MASERU — Students at the Lesotho Co-operatives College boycotted classes on Friday complaining that the rector booked the school’s sporting facilities for the Moafrika Cultural Festival on a date they had scheduled for their interuniversity games.
Students complained that the rector, ’Malijane Kaloko, was aware that on March 10 -13 the college would host the interuniversity games but she decided to book the facilities for the Moafrika Cultural Festival on the same dates.
What angered the students more were allegations that Moafrika FM owner, Ratabane Ramainoane’s political connections had influenced Kaloko’s decision.
Students who spoke to the Sunday Express on condition of anonymity said Kaloko announced at a meeting with the Student Representative Council (SRC) on Thursday that she had been instructed by the trade ministry principal secretary to book the grounds for Moafrika Cultural Festival.
The trade ministry runs the co-operatives’ college.
The students said the SRC was told that Ramainoane went to Trade Minister Leketekete Ketso’s office and also met principal secretary Teleko Ramots’oari who allegedly instructed Kaloko to avail the school grounds for the festival.
They said Kaloko also told them that Ramainoane came to her office accompanied by a man who introduced himself as a Member of Parliament.
The SRC spokesman, Seitlheko Mokhethi, confirmed that Kaloko said she was instructed by her bosses to book the playing facilities for Moafrika Cultural Festival.
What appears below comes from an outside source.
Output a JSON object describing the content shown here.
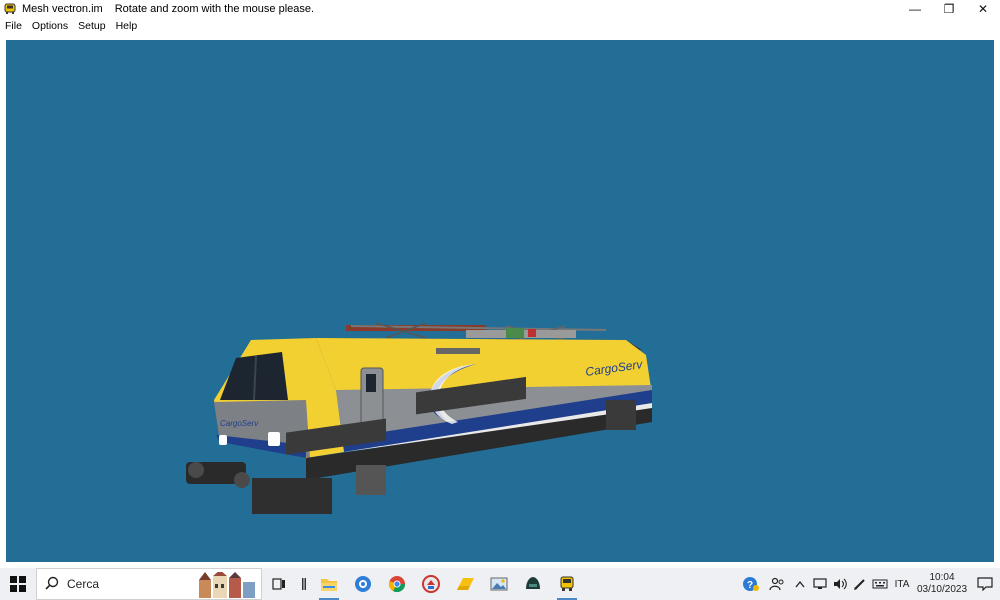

“The director told the SRC that she had been instructed by her superiors to give the grounds to Moafrika,” Mokhethi said.
The SRC on Friday went to the commissioner of co-operatives, ’Maphamoli Lekoetje, who is Kaloko’s immediate boss, to complain.
Mokhethi said the SRC wanted Lekoetje to order Kaloko to reverse her decision.
Lekoetje told the Sunday Express that she too was given an impression that Ramots’oari had ordered Kaloko to ignore the students’ booking and give preference to the Moafrika Cultural Festival.
She however said her investigations had revealed that Ramots’oari had nothing to do with Kakolo’s decision.
“However my investigations have revealed that there was no such instruction from the principal secretary,” Lekoetje said.
“We are yet to hold a meeting with the college management to reach a solution to this problem,” she said.
Ramots’oari denied that he had instructed Kaloko to book the college facilities for the Moafrika festival.
“I am not involved in the running of the college and therefore I cannot go around issuing orders to its staff or management,” Ramots’oari said.
However, Kaloko is adamant that Ramainoane approached her office in the company of a man who claimed that he was a member of parliament.
“They told me that they were from the minister’s office although they did not meet him because he was in a meeting,” Kaloko said.
“They said they were also from the principal secretary and he had instructed that they should be given the grounds and the hall,” she said.
Kaloko also said the students and Moafrika had only booked verbally on different dates and at the time when Moafrika brought its written application she had forgotten about the students’ intervarsity games.
“This thing was confusing because both parties made verbal bookings and I could not remember the dates for their respective events.”
Ramainoane however denied that he approached Kaloko’s office accompanied by an MP.
He also said he had never sought Ramots’oari’s support to lobby for the acquisition of the college facilities.
“The bookings were made by ’Mapoloko Namane who is preparing the festival for us and I was never directly involved in applying for the school facilities,” Ramainoane said.
“I only went there when I was going to pay solely because ’Mapoloko was not present on that day and I never discussed the availability or unavailability of the facilities with anyone, which would require me to acquire support from the authorities upon learning that someone had booked ahead of me,” he said.
Kaloko said they hoped to reach a solution to the dispute by tomorrow.